How do we perceive Jesus, then? If you ask most Christians today who Jesus is, you'll probably get this simple answer: He's the Son of God. And he was--Peter called him that, and he claimed the title for himself once or twice in the Bible. It's a good title: Son of God. Impressive. Powerful. But it wasn't his favorite title. Over and over, throughout the gospels, Jesus refers to himself by another title -- his favorite -- Son of Man. Son of mankind. Human. Weak. Vulnerable. Just like you. Or maybe a beggar.
I think all of this is why we much prefer to celebrate Easter -- it's the victorious Jesus, who "conquers" death and hell to save us ('cause it's all about us, right?). Easter makes salvation easy -- all we have to do is acknowledge his death for us, and that someday we'll be resurrected too. There's our happy ending. Easy, right? I think easy salvation is what the crowd was looking for, too.
But the Jesus of Palm Sunday is harder for us to like than the Jesus of Easter -- he's not a "winner." He's a comedian, who subtly mocks us, and challenges us to abandon power, abandon wealth, abandon comfort and even safety, and all the other things that we spend our lifetimes acquiring, protecting, defending, and insuring. He challenges us not only to abandon our stuff, but to give it to...the poor. And not just to give them our stuff -- but then to actually spend our time among them, sharing life as well as wealth.

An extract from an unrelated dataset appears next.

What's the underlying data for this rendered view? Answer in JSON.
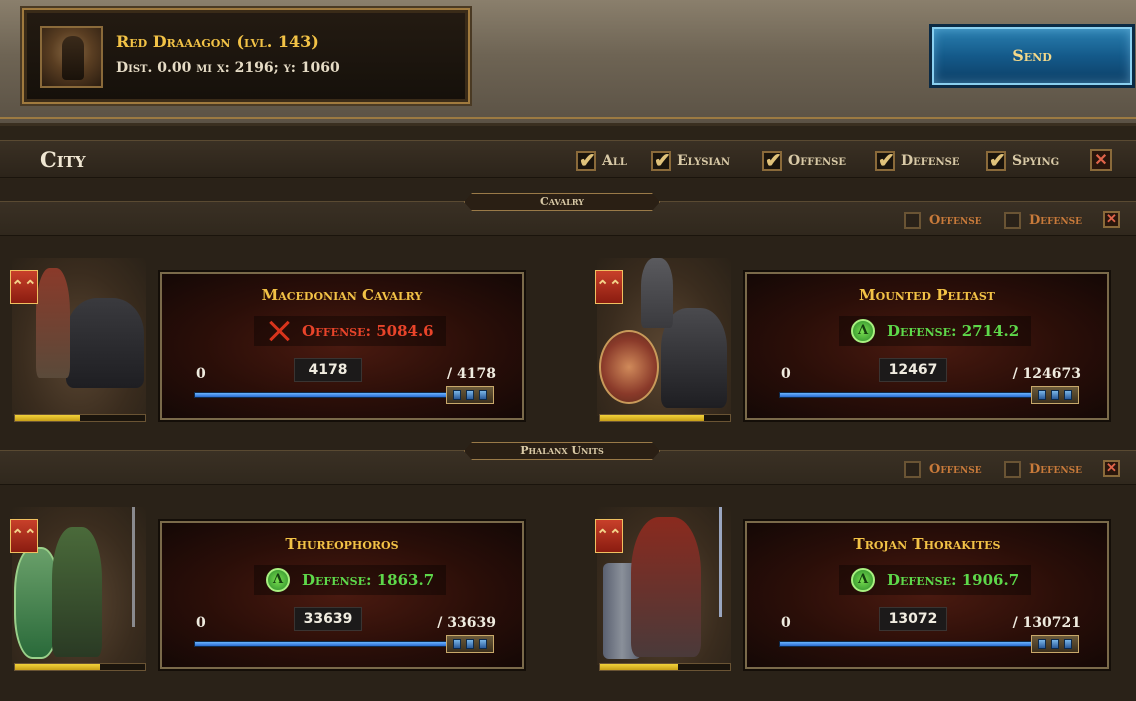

Philip set a good example for us, I think, spending every Monday morning down at the Frisco Family Services food pantry. And when he left, Terri Simmons picked up his shift. And there's the Simmons, the Stovalls, the Willinghams, and the Junkins, who volunteered to open their homes to children from Uganda two weeks from now, when the Ugandan Orphans Choir comes to Faithbridge. And then there's Dannah Walter, who spends Thursday mornings at the Stew Pot in downtown Dallas, where she hangs out with homeless people, and they paint pictures and talk about art, and sometimes religion. I'm just standing here talking about all this -- these are the people in our church who are out there actually doing it. Don't just thank them, congratulate them, or admire them, or wonder how they do it. Let's just join them. Make the time, because in the grand scheme of things I think that's way more important than faithfully attending church every week. Dannah told me that last week at the Stew Pot she mentioned church, and one of the homeless guys laughed a little bit. She asked him if he went to church, and he laughed again, and said, "Do you really think they'd let someone like me in?"
We might. But maybe we shouldn't even be waiting for them to come to us. Jesus just went to them. Jesus actually spends very little time in church during his years in ministry -- and half of those are confrontations. He did spend a lot of time showing us how to live outside the church, though. Most of the things Jesus teaches aren't easy to do. Or even hear. But he does it with a smile...riding on a donkey. And if you can take a joke, if you can laugh at yourself just a little, maybe Palm Sunday isn't just for the crowds of Jerusalem. Maybe it's for us...for the powerful, and for the weak. For the "house-poor" rich...and for the house-less poor. May we open our eyes, open our hearts, and open our homes. And as we welcome Jesus into town this Palm Sunday, may we welcome those he loved most as well.